**ABOUT THIS EXERCISE:**
Nothing but the text of the records belongs in your answer: repeat all of it exactly and leave out the images.

**RECORDED INFORMATION:**
···

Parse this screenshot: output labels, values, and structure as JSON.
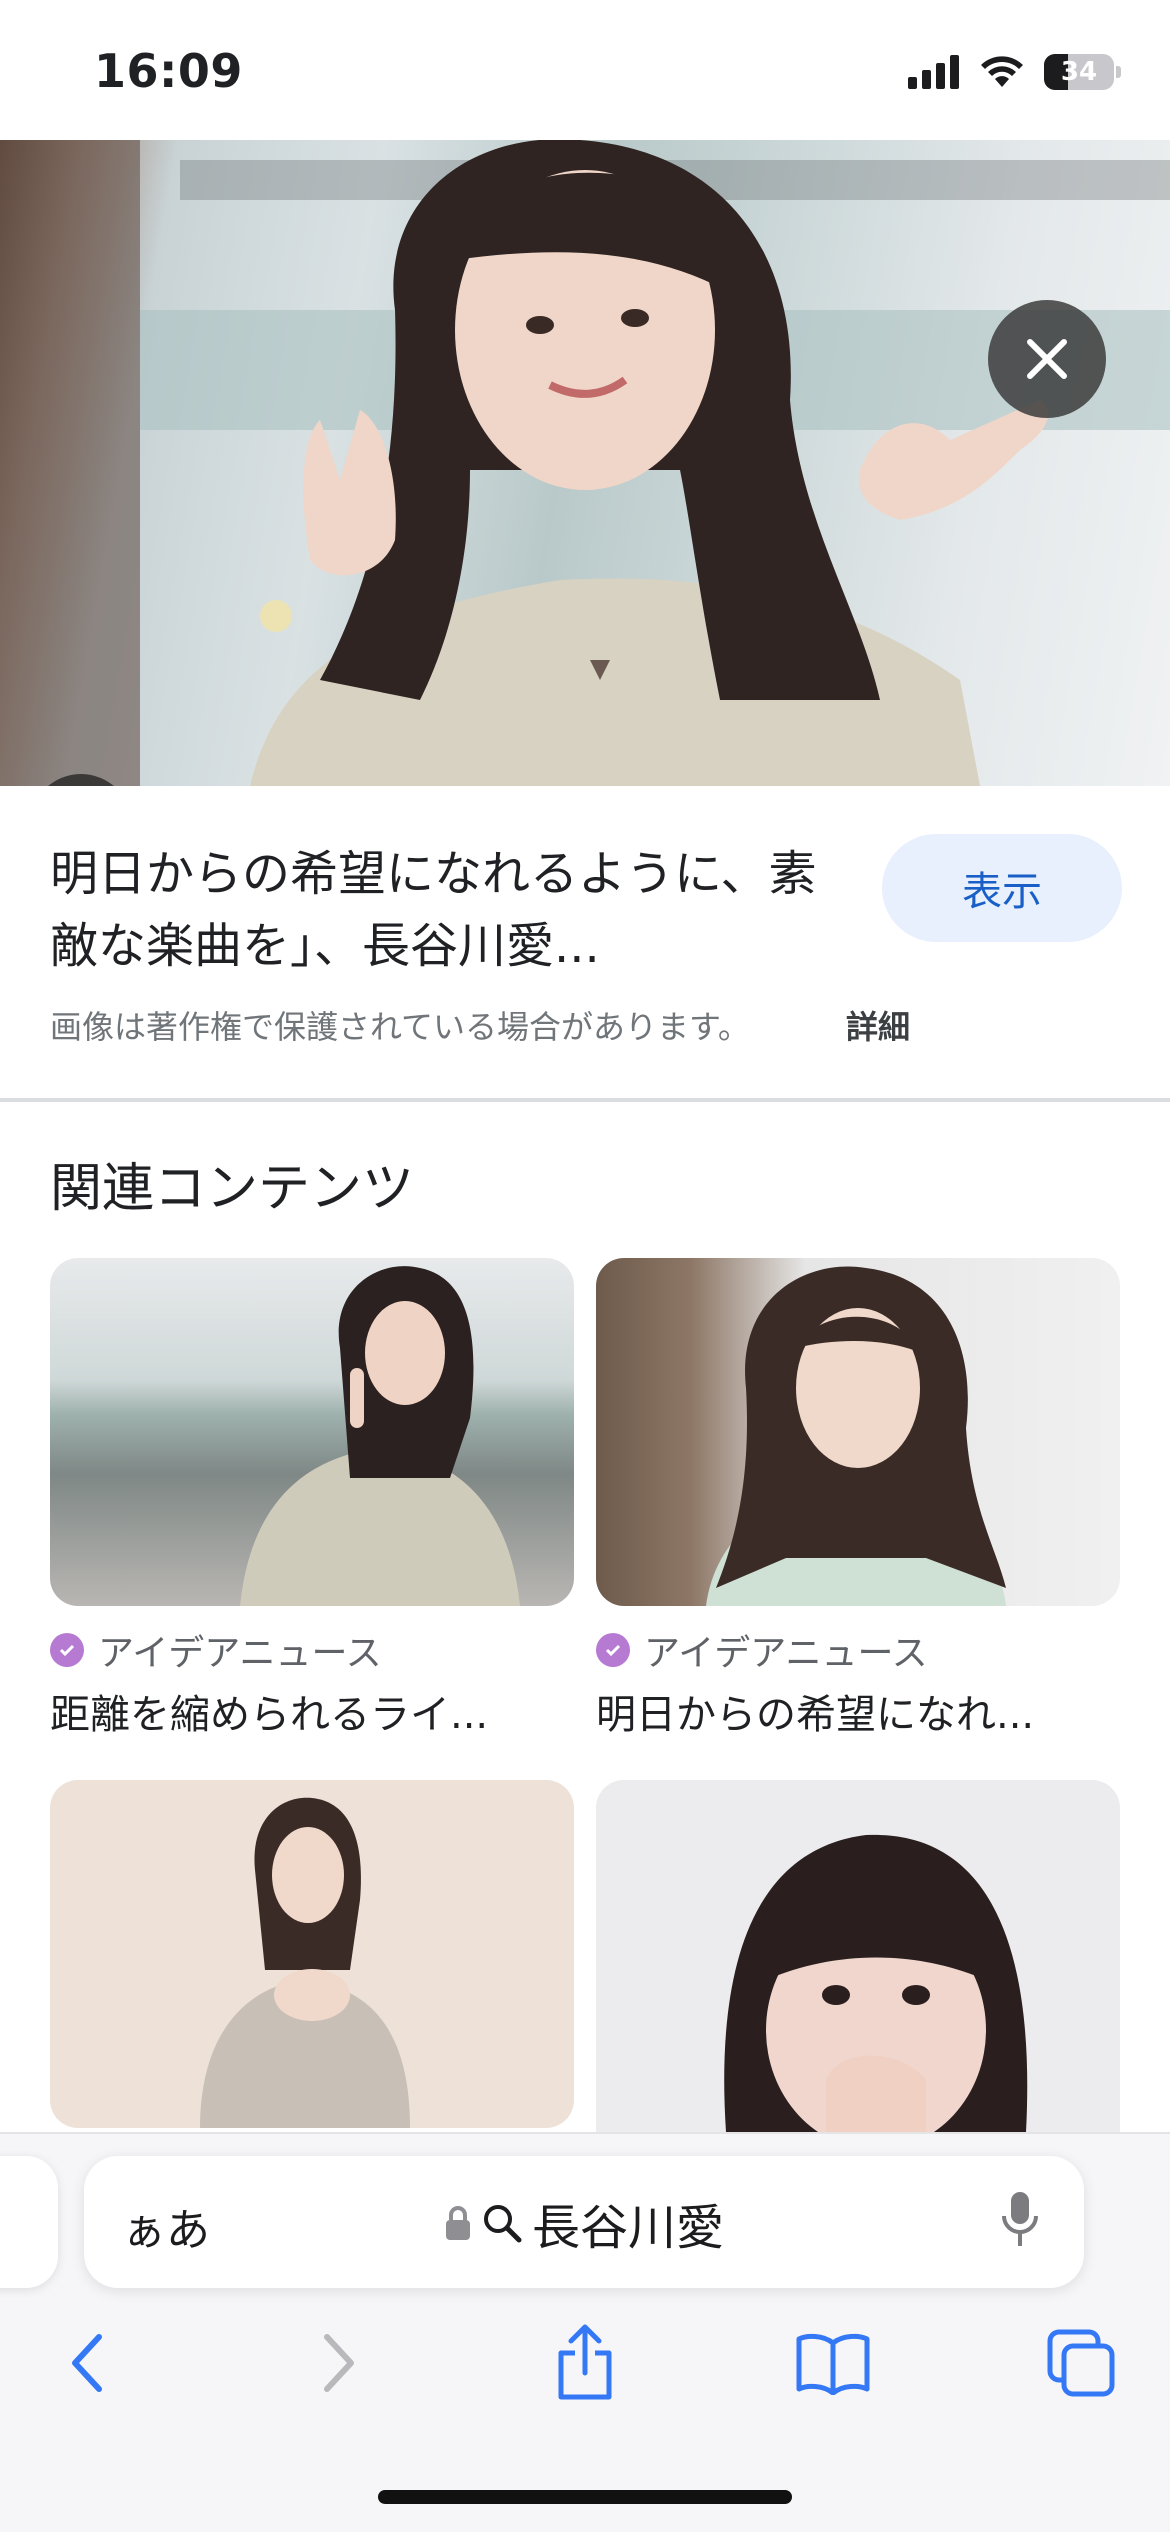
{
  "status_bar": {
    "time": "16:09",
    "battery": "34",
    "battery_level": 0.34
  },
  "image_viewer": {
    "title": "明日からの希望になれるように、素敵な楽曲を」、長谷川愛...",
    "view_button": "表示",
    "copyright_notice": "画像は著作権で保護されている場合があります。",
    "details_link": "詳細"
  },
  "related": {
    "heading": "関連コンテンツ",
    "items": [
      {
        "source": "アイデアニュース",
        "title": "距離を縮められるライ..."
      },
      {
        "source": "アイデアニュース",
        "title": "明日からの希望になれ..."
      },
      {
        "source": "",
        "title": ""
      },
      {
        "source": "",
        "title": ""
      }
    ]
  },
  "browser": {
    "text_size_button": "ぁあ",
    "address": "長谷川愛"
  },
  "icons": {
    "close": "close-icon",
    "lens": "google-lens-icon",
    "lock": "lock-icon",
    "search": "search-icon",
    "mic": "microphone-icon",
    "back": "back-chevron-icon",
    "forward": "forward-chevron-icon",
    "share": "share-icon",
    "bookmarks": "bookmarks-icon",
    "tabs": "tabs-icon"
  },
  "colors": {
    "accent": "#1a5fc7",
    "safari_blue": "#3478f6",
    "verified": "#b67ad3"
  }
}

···

**ANSWER SPACE:**
Parse this screenshot: output labels, values, and structure as JSON.
{
  "status_bar": {
    "time": "16:09",
    "battery": "34",
    "battery_level": 0.34
  },
  "image_viewer": {
    "title": "明日からの希望になれるように、素敵な楽曲を」、長谷川愛...",
    "view_button": "表示",
    "copyright_notice": "画像は著作権で保護されている場合があります。",
    "details_link": "詳細"
  },
  "related": {
    "heading": "関連コンテンツ",
    "items": [
      {
        "source": "アイデアニュース",
        "title": "距離を縮められるライ..."
      },
      {
        "source": "アイデアニュース",
        "title": "明日からの希望になれ..."
      },
      {
        "source": "",
        "title": ""
      },
      {
        "source": "",
        "title": ""
      }
    ]
  },
  "browser": {
    "text_size_button": "ぁあ",
    "address": "長谷川愛"
  },
  "icons": {
    "close": "close-icon",
    "lens": "google-lens-icon",
    "lock": "lock-icon",
    "search": "search-icon",
    "mic": "microphone-icon",
    "back": "back-chevron-icon",
    "forward": "forward-chevron-icon",
    "share": "share-icon",
    "bookmarks": "bookmarks-icon",
    "tabs": "tabs-icon"
  },
  "colors": {
    "accent": "#1a5fc7",
    "safari_blue": "#3478f6",
    "verified": "#b67ad3"
  }
}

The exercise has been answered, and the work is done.